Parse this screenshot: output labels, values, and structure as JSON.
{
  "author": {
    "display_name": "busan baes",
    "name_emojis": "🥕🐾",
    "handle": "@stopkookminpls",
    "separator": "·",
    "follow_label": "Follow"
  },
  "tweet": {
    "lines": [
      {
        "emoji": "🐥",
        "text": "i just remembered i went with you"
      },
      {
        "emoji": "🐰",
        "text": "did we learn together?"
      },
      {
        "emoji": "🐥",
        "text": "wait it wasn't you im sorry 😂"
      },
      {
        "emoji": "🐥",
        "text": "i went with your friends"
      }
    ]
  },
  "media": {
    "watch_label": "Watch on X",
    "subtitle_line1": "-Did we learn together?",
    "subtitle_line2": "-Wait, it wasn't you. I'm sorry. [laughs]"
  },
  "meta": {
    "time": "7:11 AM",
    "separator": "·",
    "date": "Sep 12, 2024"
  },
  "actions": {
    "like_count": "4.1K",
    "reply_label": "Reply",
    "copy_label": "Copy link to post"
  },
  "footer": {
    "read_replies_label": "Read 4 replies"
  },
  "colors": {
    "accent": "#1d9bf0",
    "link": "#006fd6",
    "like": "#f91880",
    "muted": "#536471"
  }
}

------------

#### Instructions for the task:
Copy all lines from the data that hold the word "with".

#### Your response:
        "text": "i just remembered i went with you"
        "text": "i went with your friends"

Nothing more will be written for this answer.